> Recorded data
┌──

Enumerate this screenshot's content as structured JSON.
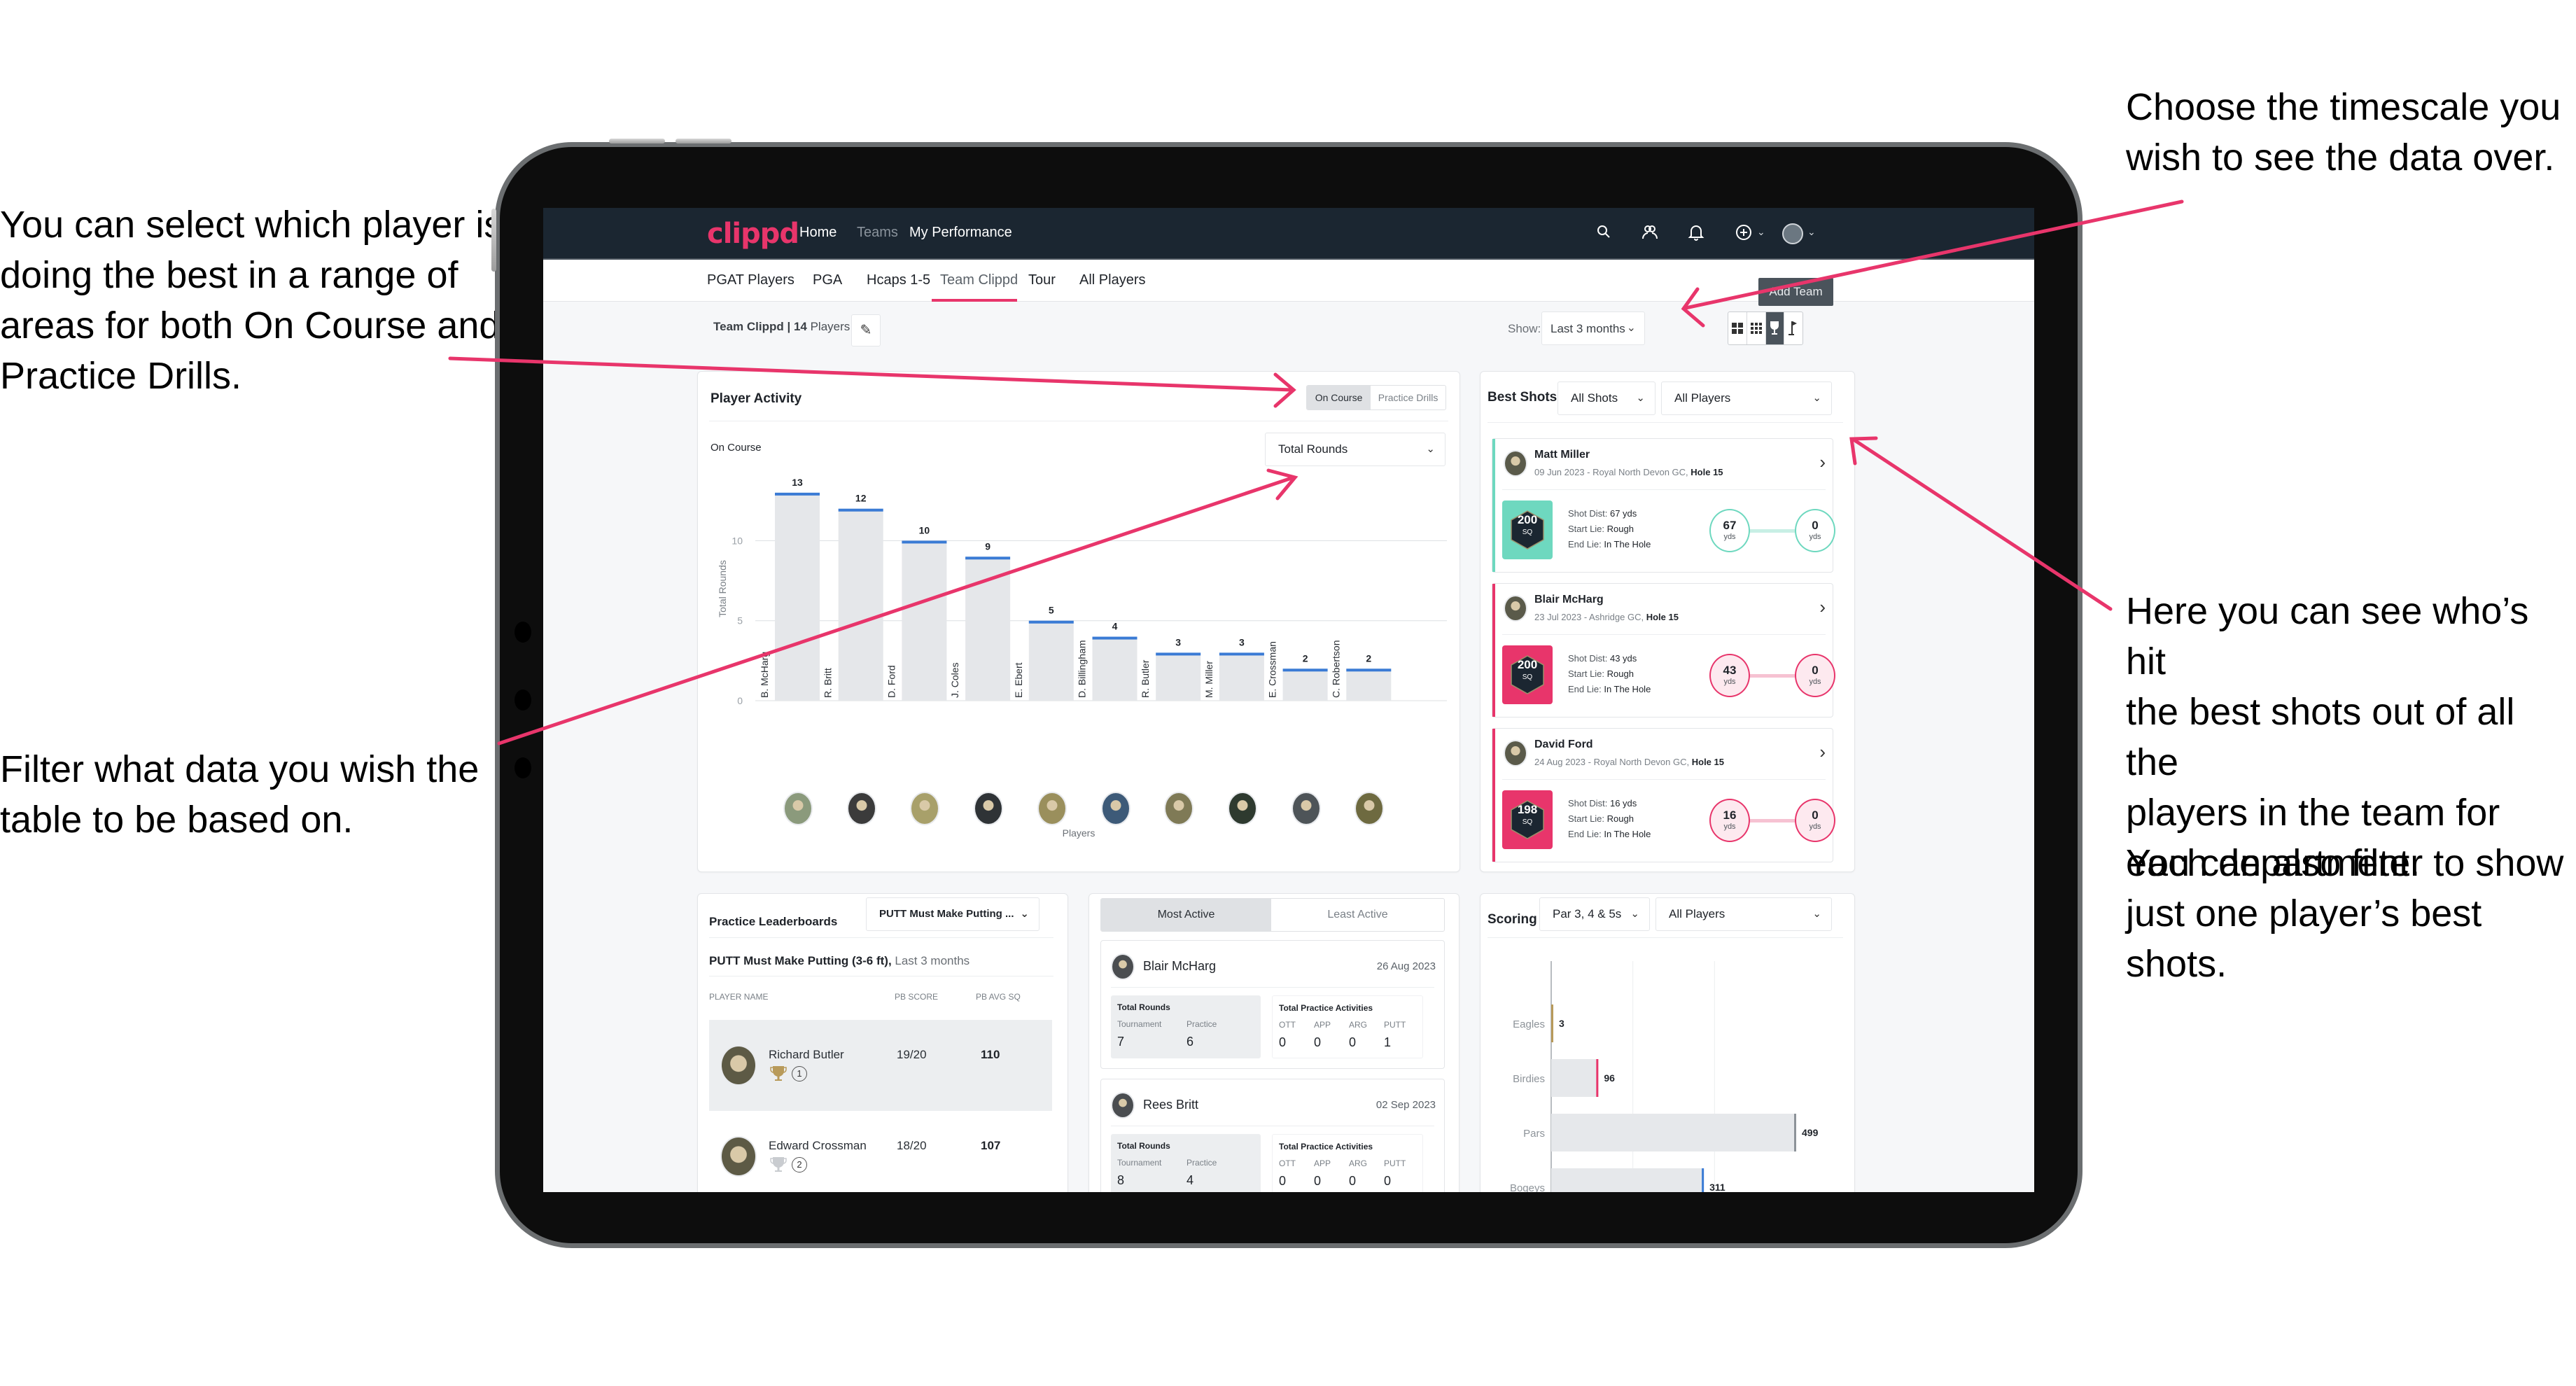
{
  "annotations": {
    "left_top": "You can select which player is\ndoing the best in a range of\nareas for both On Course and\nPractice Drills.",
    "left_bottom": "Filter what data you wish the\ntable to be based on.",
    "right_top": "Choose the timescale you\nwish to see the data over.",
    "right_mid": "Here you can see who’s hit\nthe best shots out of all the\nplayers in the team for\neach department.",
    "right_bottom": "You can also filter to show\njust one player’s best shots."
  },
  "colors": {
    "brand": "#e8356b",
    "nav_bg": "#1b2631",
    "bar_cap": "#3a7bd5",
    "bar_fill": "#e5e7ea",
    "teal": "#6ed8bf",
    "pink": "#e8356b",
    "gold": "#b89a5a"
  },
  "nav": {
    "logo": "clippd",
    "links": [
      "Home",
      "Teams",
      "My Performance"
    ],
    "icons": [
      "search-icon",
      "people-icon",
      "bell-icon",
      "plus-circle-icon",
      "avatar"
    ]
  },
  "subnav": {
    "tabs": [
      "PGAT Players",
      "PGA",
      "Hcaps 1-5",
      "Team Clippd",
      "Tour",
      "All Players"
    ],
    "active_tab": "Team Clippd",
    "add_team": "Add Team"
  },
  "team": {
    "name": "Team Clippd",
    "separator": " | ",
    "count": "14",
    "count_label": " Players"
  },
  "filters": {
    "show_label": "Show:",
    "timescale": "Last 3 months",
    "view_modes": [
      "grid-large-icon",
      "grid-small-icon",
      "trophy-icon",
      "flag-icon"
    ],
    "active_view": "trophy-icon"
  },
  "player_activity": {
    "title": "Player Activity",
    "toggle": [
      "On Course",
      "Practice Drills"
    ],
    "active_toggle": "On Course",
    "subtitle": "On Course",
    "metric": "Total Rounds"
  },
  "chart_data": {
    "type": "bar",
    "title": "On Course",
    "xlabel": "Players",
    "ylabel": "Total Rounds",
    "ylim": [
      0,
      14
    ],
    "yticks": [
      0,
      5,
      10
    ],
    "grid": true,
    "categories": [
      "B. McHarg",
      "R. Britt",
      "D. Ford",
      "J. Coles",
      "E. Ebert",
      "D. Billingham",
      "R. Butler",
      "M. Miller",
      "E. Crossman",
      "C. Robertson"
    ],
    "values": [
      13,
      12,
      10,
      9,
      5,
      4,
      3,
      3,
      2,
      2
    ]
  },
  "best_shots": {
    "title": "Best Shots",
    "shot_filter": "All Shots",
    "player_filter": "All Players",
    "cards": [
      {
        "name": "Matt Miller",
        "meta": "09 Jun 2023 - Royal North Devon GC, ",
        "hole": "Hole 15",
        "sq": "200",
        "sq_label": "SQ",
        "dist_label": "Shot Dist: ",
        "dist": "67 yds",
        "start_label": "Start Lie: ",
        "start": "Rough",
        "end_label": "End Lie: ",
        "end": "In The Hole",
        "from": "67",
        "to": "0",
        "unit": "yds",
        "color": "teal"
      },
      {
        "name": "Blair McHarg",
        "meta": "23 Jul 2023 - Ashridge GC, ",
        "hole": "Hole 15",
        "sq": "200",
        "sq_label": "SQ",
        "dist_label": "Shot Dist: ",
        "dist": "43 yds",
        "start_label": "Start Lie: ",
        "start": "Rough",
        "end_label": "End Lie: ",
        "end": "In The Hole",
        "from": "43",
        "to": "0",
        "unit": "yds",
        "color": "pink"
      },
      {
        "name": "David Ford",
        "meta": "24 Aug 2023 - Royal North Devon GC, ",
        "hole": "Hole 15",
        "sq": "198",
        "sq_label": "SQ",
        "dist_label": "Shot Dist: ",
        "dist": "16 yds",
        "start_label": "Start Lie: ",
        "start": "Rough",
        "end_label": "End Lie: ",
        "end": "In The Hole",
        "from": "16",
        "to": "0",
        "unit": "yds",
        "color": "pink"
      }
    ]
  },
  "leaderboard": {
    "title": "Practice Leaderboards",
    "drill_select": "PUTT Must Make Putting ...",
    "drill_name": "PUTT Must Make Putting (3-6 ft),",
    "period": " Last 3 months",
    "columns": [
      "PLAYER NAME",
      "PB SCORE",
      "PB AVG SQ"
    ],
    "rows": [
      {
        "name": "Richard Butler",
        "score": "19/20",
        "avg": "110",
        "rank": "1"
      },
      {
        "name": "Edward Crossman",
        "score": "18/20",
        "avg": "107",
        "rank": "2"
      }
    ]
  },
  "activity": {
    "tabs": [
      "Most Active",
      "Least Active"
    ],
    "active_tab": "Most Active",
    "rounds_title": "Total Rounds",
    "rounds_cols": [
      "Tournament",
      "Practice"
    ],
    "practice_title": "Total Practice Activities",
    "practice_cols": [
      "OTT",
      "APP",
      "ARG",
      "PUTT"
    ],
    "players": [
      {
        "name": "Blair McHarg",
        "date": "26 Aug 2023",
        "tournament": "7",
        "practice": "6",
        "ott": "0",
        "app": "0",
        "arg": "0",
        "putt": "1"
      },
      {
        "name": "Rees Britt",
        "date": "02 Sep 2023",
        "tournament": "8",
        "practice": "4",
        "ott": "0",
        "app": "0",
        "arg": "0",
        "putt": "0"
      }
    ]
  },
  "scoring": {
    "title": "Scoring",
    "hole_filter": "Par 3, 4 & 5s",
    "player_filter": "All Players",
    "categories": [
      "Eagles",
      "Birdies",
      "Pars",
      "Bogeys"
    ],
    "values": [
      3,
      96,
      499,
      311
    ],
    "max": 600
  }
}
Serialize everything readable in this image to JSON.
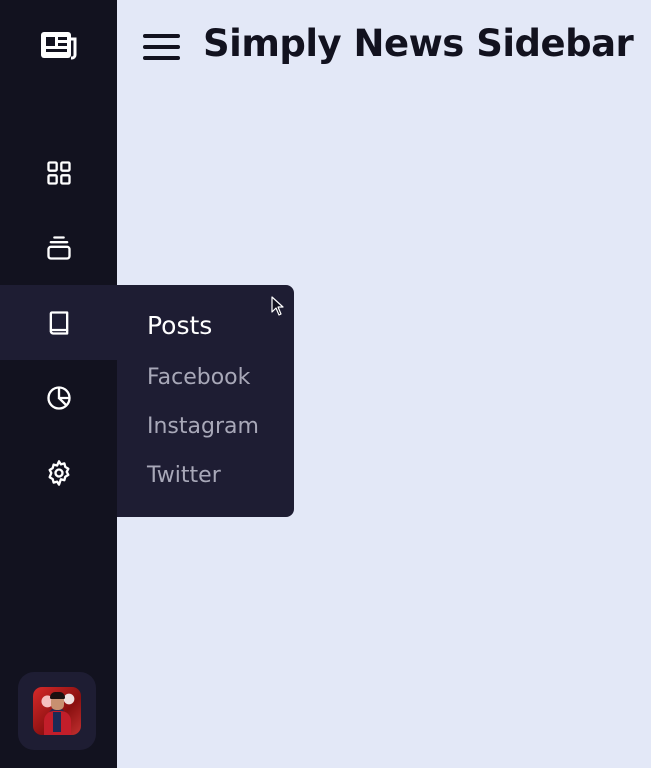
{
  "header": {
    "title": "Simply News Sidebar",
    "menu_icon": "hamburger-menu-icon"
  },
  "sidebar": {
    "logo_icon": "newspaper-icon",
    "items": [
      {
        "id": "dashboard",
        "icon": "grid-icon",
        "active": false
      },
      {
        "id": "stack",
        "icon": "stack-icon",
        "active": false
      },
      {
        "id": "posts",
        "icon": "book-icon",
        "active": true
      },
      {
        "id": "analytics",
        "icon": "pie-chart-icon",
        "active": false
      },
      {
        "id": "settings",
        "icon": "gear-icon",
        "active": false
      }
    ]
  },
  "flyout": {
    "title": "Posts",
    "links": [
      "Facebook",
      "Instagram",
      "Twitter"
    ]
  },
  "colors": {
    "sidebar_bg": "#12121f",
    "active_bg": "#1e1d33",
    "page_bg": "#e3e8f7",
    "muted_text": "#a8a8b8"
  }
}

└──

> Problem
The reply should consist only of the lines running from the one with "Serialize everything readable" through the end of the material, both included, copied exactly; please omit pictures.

> Exercise result
Serialize everything readable in this image to JSON.
{
  "header": {
    "title": "Simply News Sidebar",
    "menu_icon": "hamburger-menu-icon"
  },
  "sidebar": {
    "logo_icon": "newspaper-icon",
    "items": [
      {
        "id": "dashboard",
        "icon": "grid-icon",
        "active": false
      },
      {
        "id": "stack",
        "icon": "stack-icon",
        "active": false
      },
      {
        "id": "posts",
        "icon": "book-icon",
        "active": true
      },
      {
        "id": "analytics",
        "icon": "pie-chart-icon",
        "active": false
      },
      {
        "id": "settings",
        "icon": "gear-icon",
        "active": false
      }
    ]
  },
  "flyout": {
    "title": "Posts",
    "links": [
      "Facebook",
      "Instagram",
      "Twitter"
    ]
  },
  "colors": {
    "sidebar_bg": "#12121f",
    "active_bg": "#1e1d33",
    "page_bg": "#e3e8f7",
    "muted_text": "#a8a8b8"
  }
}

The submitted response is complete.